Give the gift that keeps on giving (even after you’re gone)

Photo by John Kernick

Let’s just say (for argument’s sake) that you didn’t manage to get away during the holidays because hotels, restaurants, and bars don’t shut down even if everyone else does, and so you didn’t make it home to your family. Once again, like many years past (or at least those since you’ve worked in the hospitality industry) family holiday celebrations and gift giving were postponed until after the new year.

And let’s continue to say (just hypothetically) that you arrive home and either a) discover that your family is, much as you love them, supremely annoying and the only way to cope is with a couple of cocktails or b) you realize how much you love and miss them and want to treat them to the best cocktails they’ve ever had so you whip out your favorite recipes and shake and stir up a couple for them.

But then, the sad part comes…you have to leave and go back to your daily routine. And they are without you and without your delicious cocktails. Not to fear, you can leave behind the gifts that keep on giving… cocktail books.


If you’re looking for the perfect book that suits your family member with a well stocked bar and a few cocktail tricks up his sleeve just as well as it suits your family member who simply likes to drink, then Vintage Cocktails by Brian Van Flandern is the edition for you to gift.

Both elegant when sitting on the coffee table and useful when pulled behind the bar, this book offers a well edited collection of some of the best loved cocktails through the ages. Shot at Bemelmans Bar; the destination watering hole in Manhattan’s posh Carlyle Hotel, each drink is exquisitely presented in Baccarat crystal glassware.

Recipes are easy to follow and enjoy and it’s no wonder; they’re vintage cocktails. Van Flandern explains just what that means as he says, “Vintage cocktails are cocktails that at one point in time, for whatever reason, gained global popularity and are either classics or are destined to become classics. Like Dale DeGroff’s Whiskey smash and Audrey Saunders’ Gin Gin Mule.”

Understandably, Van Flandern is proud of this book. And you’ll be proud to give it. He remarks, “There are stunningly beautiful pictures side by side with easily followable cocktail recipes. It’s a staple for any bar, to see what the drink should look like.”

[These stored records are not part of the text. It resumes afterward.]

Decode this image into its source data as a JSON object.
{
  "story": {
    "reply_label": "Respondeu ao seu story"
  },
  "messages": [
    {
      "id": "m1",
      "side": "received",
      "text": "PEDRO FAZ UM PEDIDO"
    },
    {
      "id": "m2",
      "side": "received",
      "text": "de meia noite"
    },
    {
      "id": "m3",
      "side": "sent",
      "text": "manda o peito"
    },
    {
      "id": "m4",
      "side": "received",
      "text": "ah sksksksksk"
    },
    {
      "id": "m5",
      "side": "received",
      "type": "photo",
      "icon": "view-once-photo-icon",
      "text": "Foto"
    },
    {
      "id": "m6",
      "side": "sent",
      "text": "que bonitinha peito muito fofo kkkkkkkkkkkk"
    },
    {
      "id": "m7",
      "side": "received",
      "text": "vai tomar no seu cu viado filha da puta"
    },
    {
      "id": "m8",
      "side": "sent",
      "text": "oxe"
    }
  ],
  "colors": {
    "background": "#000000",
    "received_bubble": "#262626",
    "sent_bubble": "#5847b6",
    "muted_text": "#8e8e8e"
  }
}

Next up is a new book that takes a look at both old and new cocktails. Speakeasy, by Jason Kosmas and Dushan Zaric of Employees Only, brings the liquid best of this well-loved NYC industry bar and restaurant into your own home.

We think its one part instruction manual and one part reveling in memories of your late nights at EO. Says Kosmas, “The book is intended to be more than a recipe book of classic and EO cocktails. Its purpose and format is to help the reader understand the mentality behind our process of bringing new cocktails to life. A chef once told me, ‘To break the rules, you first have to know what they are.’ We lay out the classics to show how we reconstruct them. Some cocktails have new ingredients, some are tweaked for the modern palate and some are inspired by the idea or audience of a cocktail. We wanted take our readers on a journey through the evolution of the cocktail.

To keep cocktails alive we need to breathe new life into them constantly. Bastardizing spirits in new way is the essence of cocktail making.

Zaric notes, “This book is an example of how Jay and I evolved our methodology in cocktail creation; by learning from the classic and implementing it for the pallet of the 21st century drinker. A cocktail today is far more exciting then it was ever in the history [of cocktails]. We have at our disposal a huge variety of ingredients, some of which find their way into mixed drinks for the first time. Additionally – and I have to emphasize that point – a cocktail should stay within its gastronomical boundaries and serve as a part of the overall experience.

We encourage the readers and trade in particular to “break conventions” and experiment. Use the classics as a guide line; and when you master the techniques and methods of preparation and service, by all means, play and discover your own “taste.” Remember that the classics became classic when someone “broke conventions” and went down a road “less traveled.” Fortunately, Lady Luck rewards the brave and courageous and today we have a solid foundation from which to build upon. Use the book as a guideline and inspiration and you will for sure have a wonderful time with it.

They conclude, “The Miles Davis quote on Jazz sums up our philosophy of cocktails:
‘I never thought that the music called ‘jazz’ was ever meant to reach just a small group of people, or become a museum thing locked under glass like all other dead things that were once considered artistic.’”